Right now, there are more than 7 billion people living on earth. That number continues to climb and is projected to be between 8 and 11 billion people by the year 2050. If you’re in the food sector, you’re probably already aware of the growing food needs of the earth’s population. The question then becomes, how do you do so? How can farmers and food scientists increase the world’s food supply in a way that feeds people but also protects the planet?
Fortunately, there are a myriad of ways farmers can increase their yield sizes, in a sustainable way. One way is to grow a larger mix of crops, instead of planting the same crops year after year. This tactic can increase overall production. Utilizing perennial plants, instead of annual crops, saves on planting costs. Since perennial plants are hardier, they are more likely to survive weather extremes. They might also use less water and help reduce soil erosion better than annual plants.
Organic farming uses natural pest control methods to help improve yields and overall soil health. Agroecology, another sustainable method, takes a holistic approach to growing crops — studying soil health, air quality and weather patterns to help make farming decisions.
The more conventional way of farming involves the use of pesticides and fertilizers, which can improve crop yields. Done for long periods, however, conventional methods might hurt the overall health of the soil and encourage the growth of pesticide-resistant weeds.

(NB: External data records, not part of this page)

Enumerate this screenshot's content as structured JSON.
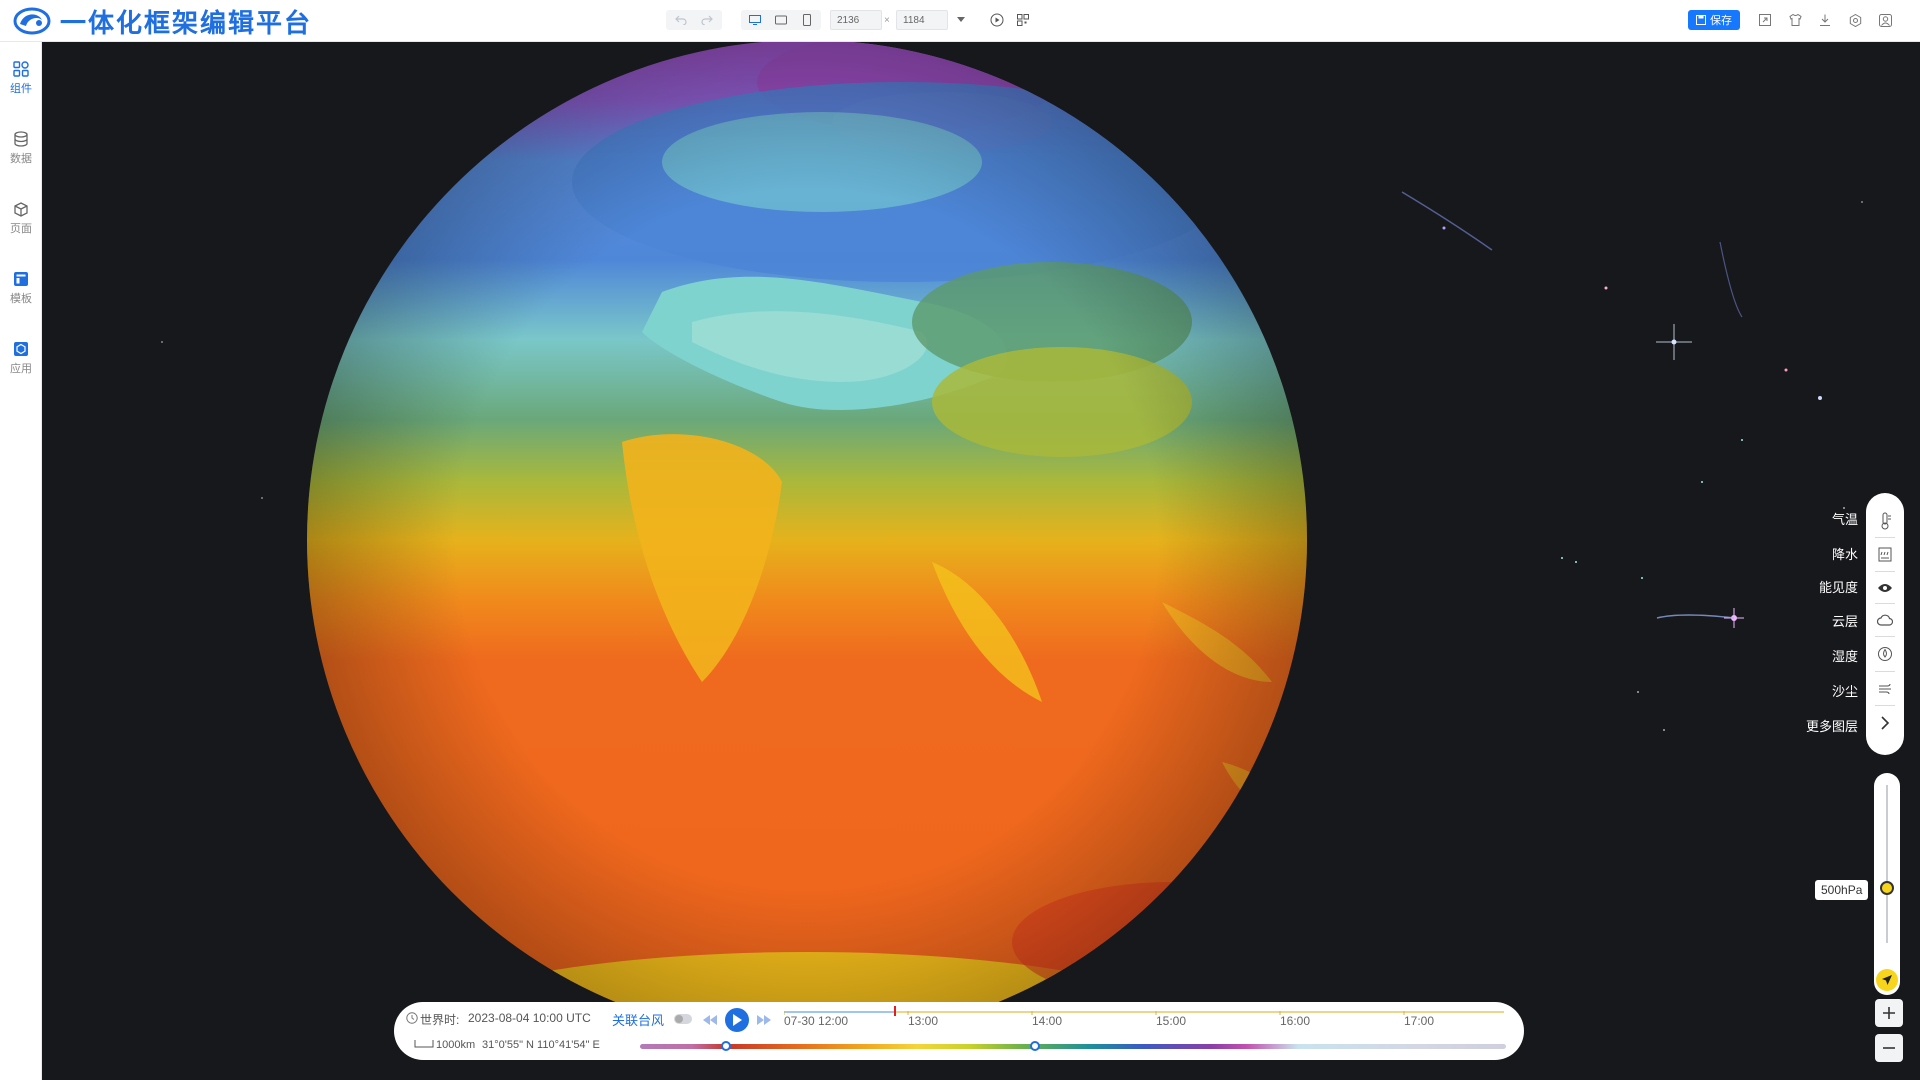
{
  "app": {
    "title": "一体化框架编辑平台"
  },
  "toolbar": {
    "width_value": "2136",
    "height_value": "1184",
    "times_symbol": "×",
    "save_label": "保存"
  },
  "sidebar": {
    "items": [
      {
        "label": "组件",
        "icon": "components-icon",
        "active": true
      },
      {
        "label": "数据",
        "icon": "database-icon",
        "active": false
      },
      {
        "label": "页面",
        "icon": "pages-icon",
        "active": false
      },
      {
        "label": "模板",
        "icon": "template-icon",
        "active": false
      },
      {
        "label": "应用",
        "icon": "app-icon",
        "active": false
      }
    ]
  },
  "layers": {
    "items": [
      {
        "label": "气温",
        "icon": "thermometer-icon"
      },
      {
        "label": "降水",
        "icon": "precipitation-icon"
      },
      {
        "label": "能见度",
        "icon": "eye-icon"
      },
      {
        "label": "云层",
        "icon": "cloud-icon"
      },
      {
        "label": "湿度",
        "icon": "humidity-icon"
      },
      {
        "label": "沙尘",
        "icon": "dust-icon"
      },
      {
        "label": "更多图层",
        "icon": "chevron-right-icon"
      }
    ]
  },
  "pressure": {
    "label": "500hPa"
  },
  "timeline": {
    "world_time_label": "世界时:",
    "world_time_value": "2023-08-04 10:00 UTC",
    "typhoon_label": "关联台风",
    "start_label": "07-30 12:00",
    "ticks": [
      "13:00",
      "14:00",
      "15:00",
      "16:00",
      "17:00"
    ],
    "scale_text": "1000km",
    "coords_text": "31°0'55\" N 110°41'54\" E"
  },
  "colors": {
    "brand": "#1f6fe0",
    "save": "#1677ff",
    "stage_bg": "#17181c",
    "accent_yellow": "#f7d51c"
  }
}
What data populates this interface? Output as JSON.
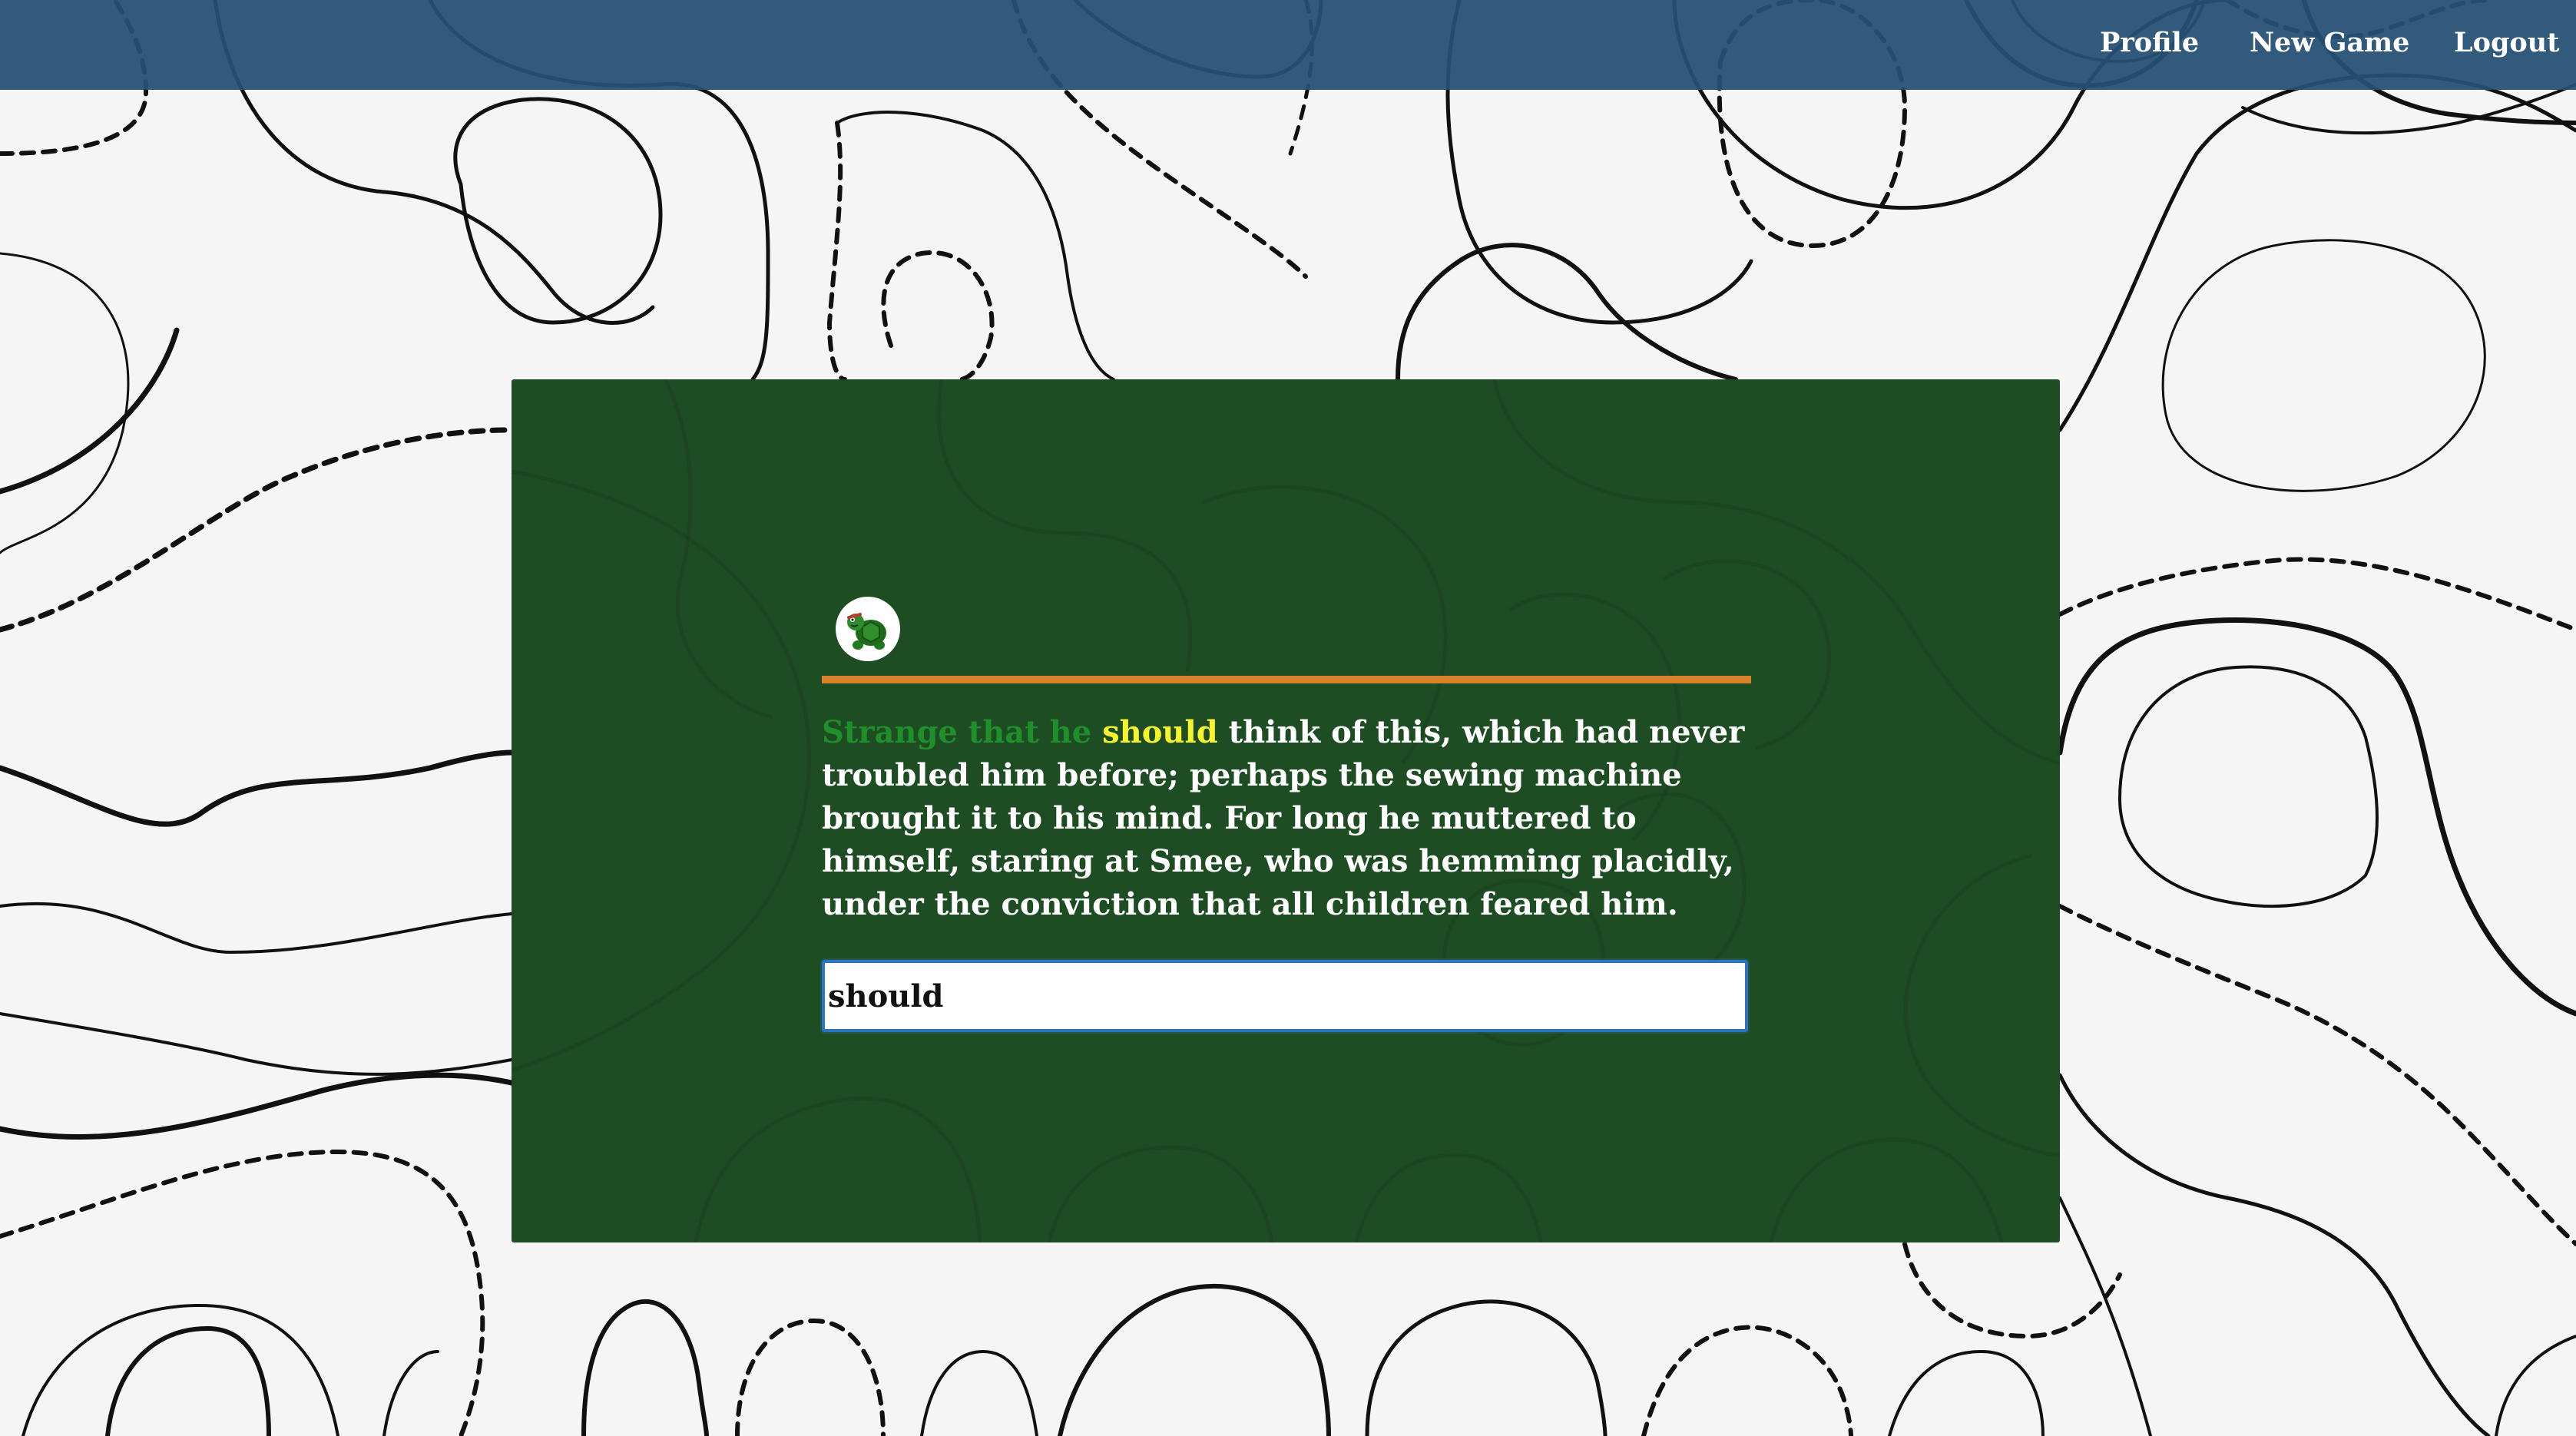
{
  "nav": {
    "profile_label": "Profile",
    "new_game_label": "New Game",
    "logout_label": "Logout"
  },
  "game": {
    "progress_fraction": 1.0,
    "passage": {
      "typed_text": "Strange that he",
      "current_word": "should",
      "remaining_text": "think of this, which had never troubled him before; perhaps the sewing machine brought it to his mind. For long he muttered to himself, staring at Smee, who was hemming placidly, under the conviction that all children feared him."
    },
    "input_value": "should",
    "avatar_icon": "turtle-icon"
  },
  "colors": {
    "navbar": "#255074",
    "panel": "#1b4a1f",
    "progress": "#d9822b",
    "typed_text": "#1e8f2a",
    "current_word": "#f6f52d",
    "input_border": "#2b74c2"
  }
}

Vertical farming — or using indoor space to grow crops — is another way to produce more food, more efficiently. The accompanying resource describes the benefits of vertical farming and how to make the process more effective.